_Problem statement:_
An exact copy of every entry is needed, without the pictures.

_Data for this exercise:_
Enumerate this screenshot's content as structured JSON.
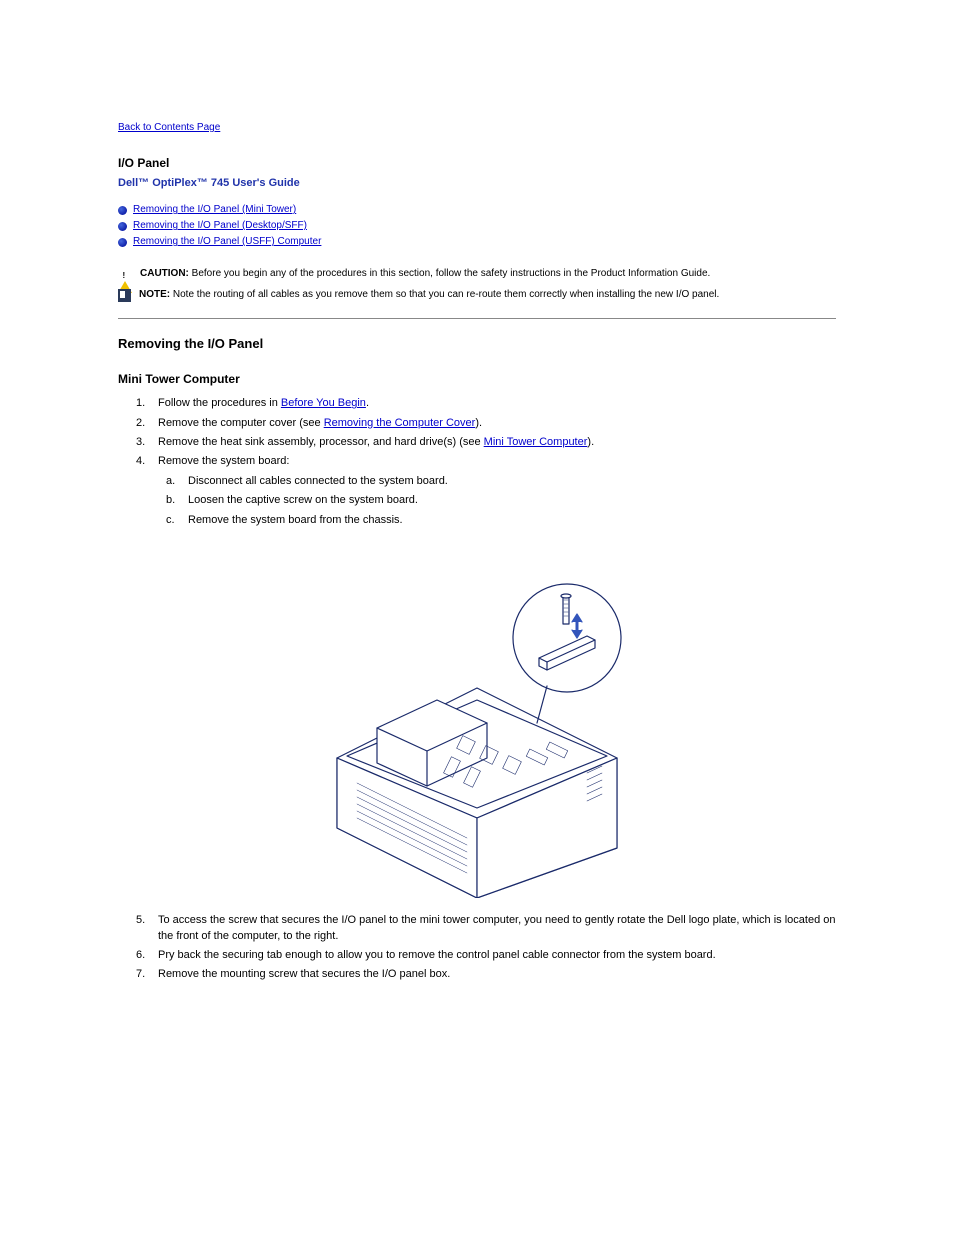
{
  "back_link": "Back to Contents Page",
  "title": "I/O Panel",
  "subtitle": "Dell™ OptiPlex™ 745 User's Guide",
  "toc": [
    {
      "label": "Removing the I/O Panel (Mini Tower)"
    },
    {
      "label": "Removing the I/O Panel (Desktop/SFF)"
    },
    {
      "label": "Removing the I/O Panel (USFF) Computer"
    }
  ],
  "caution": {
    "prefix": "CAUTION:",
    "text": "Before you begin any of the procedures in this section, follow the safety instructions in the Product Information Guide."
  },
  "note": {
    "prefix": "NOTE:",
    "text": "Note the routing of all cables as you remove them so that you can re-route them correctly when installing the new I/O panel."
  },
  "section": {
    "heading": "Removing the I/O Panel",
    "subheading": "Mini Tower Computer",
    "steps": [
      {
        "num": "1.",
        "parts": [
          "Follow the procedures in ",
          "Before You Begin",
          "."
        ]
      },
      {
        "num": "2.",
        "parts": [
          "Remove the computer cover (see ",
          "Removing the Computer Cover",
          ")."
        ]
      },
      {
        "num": "3.",
        "parts": [
          "Remove the heat sink assembly, processor, and hard drive(s) (see ",
          "Mini Tower Computer",
          ")."
        ]
      },
      {
        "num": "4.",
        "parts": [
          "Remove the system board:"
        ]
      }
    ],
    "substeps": [
      {
        "letter": "a.",
        "text": "Disconnect all cables connected to the system board."
      },
      {
        "letter": "b.",
        "text": "Loosen the captive screw on the system board."
      },
      {
        "letter": "c.",
        "text": "Remove the system board from the chassis."
      }
    ]
  },
  "continuation": {
    "step5": {
      "num": "5.",
      "text": "To access the screw that secures the I/O panel to the mini tower computer, you need to gently rotate the Dell logo plate, which is located on the front of the computer, to the right."
    },
    "step6": {
      "num": "6.",
      "text": "Pry back the securing tab enough to allow you to remove the control panel cable connector from the system board."
    },
    "step7": {
      "num": "7.",
      "text": "Remove the mounting screw that secures the I/O panel box."
    }
  }
}
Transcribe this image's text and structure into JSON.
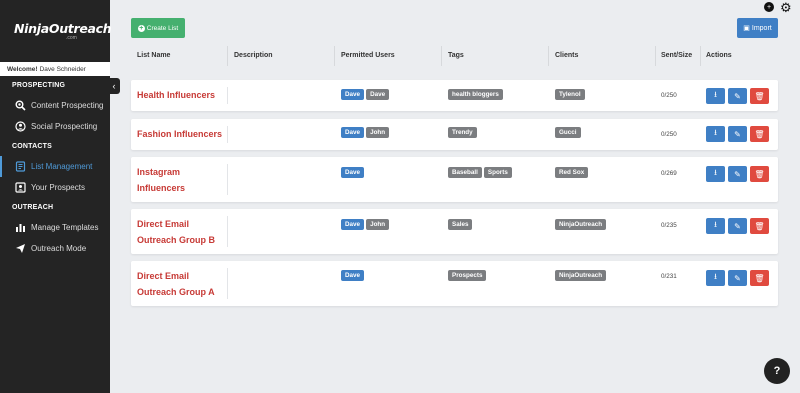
{
  "app": {
    "logo": "NinjaOutreach",
    "logo_sub": ".com",
    "welcome_label": "Welcome!",
    "user_name": "Dave Schneider"
  },
  "sidebar": {
    "sections": [
      {
        "title": "PROSPECTING",
        "items": [
          {
            "label": "Content Prospecting",
            "icon": "magnifier-icon"
          },
          {
            "label": "Social Prospecting",
            "icon": "social-icon"
          }
        ]
      },
      {
        "title": "CONTACTS",
        "items": [
          {
            "label": "List Management",
            "icon": "book-icon",
            "active": true
          },
          {
            "label": "Your Prospects",
            "icon": "contact-card-icon"
          }
        ]
      },
      {
        "title": "OUTREACH",
        "items": [
          {
            "label": "Manage Templates",
            "icon": "templates-icon"
          },
          {
            "label": "Outreach Mode",
            "icon": "paper-plane-icon"
          }
        ]
      }
    ]
  },
  "toolbar": {
    "create_label": "Create List",
    "import_label": "Import"
  },
  "table": {
    "headers": {
      "list_name": "List Name",
      "description": "Description",
      "permitted_users": "Permitted Users",
      "tags": "Tags",
      "clients": "Clients",
      "sent_size": "Sent/Size",
      "actions": "Actions"
    },
    "rows": [
      {
        "name_lines": [
          "Health Influencers"
        ],
        "users": [
          "Dave",
          "Dave"
        ],
        "tags": [
          "health bloggers"
        ],
        "clients": [
          "Tylenol"
        ],
        "sent": "0/250"
      },
      {
        "name_lines": [
          "Fashion Influencers"
        ],
        "users": [
          "Dave",
          "John"
        ],
        "tags": [
          "Trendy"
        ],
        "clients": [
          "Gucci"
        ],
        "sent": "0/250"
      },
      {
        "name_lines": [
          "Instagram",
          "Influencers"
        ],
        "users": [
          "Dave"
        ],
        "tags": [
          "Baseball",
          "Sports"
        ],
        "clients": [
          "Red Sox"
        ],
        "sent": "0/269"
      },
      {
        "name_lines": [
          "Direct Email",
          "Outreach Group B"
        ],
        "users": [
          "Dave",
          "John"
        ],
        "tags": [
          "Sales"
        ],
        "clients": [
          "NinjaOutreach"
        ],
        "sent": "0/235"
      },
      {
        "name_lines": [
          "Direct Email",
          "Outreach Group A"
        ],
        "users": [
          "Dave"
        ],
        "tags": [
          "Prospects"
        ],
        "clients": [
          "NinjaOutreach"
        ],
        "sent": "0/231"
      }
    ]
  },
  "colors": {
    "sidebar_bg": "#242424",
    "accent_blue": "#3f7fc5",
    "create_green": "#45b06f",
    "list_name_red": "#c73a36",
    "delete_red": "#e04a3f",
    "pill_gray": "#7b7d80"
  }
}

_Response to the task:_
Enumerate this screenshot's content as structured JSON.
{
  "back_link": "Back to Contents Page",
  "title": "I/O Panel",
  "subtitle": "Dell™ OptiPlex™ 745 User's Guide",
  "toc": [
    {
      "label": "Removing the I/O Panel (Mini Tower)"
    },
    {
      "label": "Removing the I/O Panel (Desktop/SFF)"
    },
    {
      "label": "Removing the I/O Panel (USFF) Computer"
    }
  ],
  "caution": {
    "prefix": "CAUTION:",
    "text": "Before you begin any of the procedures in this section, follow the safety instructions in the Product Information Guide."
  },
  "note": {
    "prefix": "NOTE:",
    "text": "Note the routing of all cables as you remove them so that you can re-route them correctly when installing the new I/O panel."
  },
  "section": {
    "heading": "Removing the I/O Panel",
    "subheading": "Mini Tower Computer",
    "steps": [
      {
        "num": "1.",
        "parts": [
          "Follow the procedures in ",
          "Before You Begin",
          "."
        ]
      },
      {
        "num": "2.",
        "parts": [
          "Remove the computer cover (see ",
          "Removing the Computer Cover",
          ")."
        ]
      },
      {
        "num": "3.",
        "parts": [
          "Remove the heat sink assembly, processor, and hard drive(s) (see ",
          "Mini Tower Computer",
          ")."
        ]
      },
      {
        "num": "4.",
        "parts": [
          "Remove the system board:"
        ]
      }
    ],
    "substeps": [
      {
        "letter": "a.",
        "text": "Disconnect all cables connected to the system board."
      },
      {
        "letter": "b.",
        "text": "Loosen the captive screw on the system board."
      },
      {
        "letter": "c.",
        "text": "Remove the system board from the chassis."
      }
    ]
  },
  "continuation": {
    "step5": {
      "num": "5.",
      "text": "To access the screw that secures the I/O panel to the mini tower computer, you need to gently rotate the Dell logo plate, which is located on the front of the computer, to the right."
    },
    "step6": {
      "num": "6.",
      "text": "Pry back the securing tab enough to allow you to remove the control panel cable connector from the system board."
    },
    "step7": {
      "num": "7.",
      "text": "Remove the mounting screw that secures the I/O panel box."
    }
  }
}
Transcribe this image's text and structure into JSON.
{
  "app": {
    "logo": "NinjaOutreach",
    "logo_sub": ".com",
    "welcome_label": "Welcome!",
    "user_name": "Dave Schneider"
  },
  "sidebar": {
    "sections": [
      {
        "title": "PROSPECTING",
        "items": [
          {
            "label": "Content Prospecting",
            "icon": "magnifier-icon"
          },
          {
            "label": "Social Prospecting",
            "icon": "social-icon"
          }
        ]
      },
      {
        "title": "CONTACTS",
        "items": [
          {
            "label": "List Management",
            "icon": "book-icon",
            "active": true
          },
          {
            "label": "Your Prospects",
            "icon": "contact-card-icon"
          }
        ]
      },
      {
        "title": "OUTREACH",
        "items": [
          {
            "label": "Manage Templates",
            "icon": "templates-icon"
          },
          {
            "label": "Outreach Mode",
            "icon": "paper-plane-icon"
          }
        ]
      }
    ]
  },
  "toolbar": {
    "create_label": "Create List",
    "import_label": "Import"
  },
  "table": {
    "headers": {
      "list_name": "List Name",
      "description": "Description",
      "permitted_users": "Permitted Users",
      "tags": "Tags",
      "clients": "Clients",
      "sent_size": "Sent/Size",
      "actions": "Actions"
    },
    "rows": [
      {
        "name_lines": [
          "Health Influencers"
        ],
        "users": [
          "Dave",
          "Dave"
        ],
        "tags": [
          "health bloggers"
        ],
        "clients": [
          "Tylenol"
        ],
        "sent": "0/250"
      },
      {
        "name_lines": [
          "Fashion Influencers"
        ],
        "users": [
          "Dave",
          "John"
        ],
        "tags": [
          "Trendy"
        ],
        "clients": [
          "Gucci"
        ],
        "sent": "0/250"
      },
      {
        "name_lines": [
          "Instagram",
          "Influencers"
        ],
        "users": [
          "Dave"
        ],
        "tags": [
          "Baseball",
          "Sports"
        ],
        "clients": [
          "Red Sox"
        ],
        "sent": "0/269"
      },
      {
        "name_lines": [
          "Direct Email",
          "Outreach Group B"
        ],
        "users": [
          "Dave",
          "John"
        ],
        "tags": [
          "Sales"
        ],
        "clients": [
          "NinjaOutreach"
        ],
        "sent": "0/235"
      },
      {
        "name_lines": [
          "Direct Email",
          "Outreach Group A"
        ],
        "users": [
          "Dave"
        ],
        "tags": [
          "Prospects"
        ],
        "clients": [
          "NinjaOutreach"
        ],
        "sent": "0/231"
      }
    ]
  },
  "colors": {
    "sidebar_bg": "#242424",
    "accent_blue": "#3f7fc5",
    "create_green": "#45b06f",
    "list_name_red": "#c73a36",
    "delete_red": "#e04a3f",
    "pill_gray": "#7b7d80"
  }
}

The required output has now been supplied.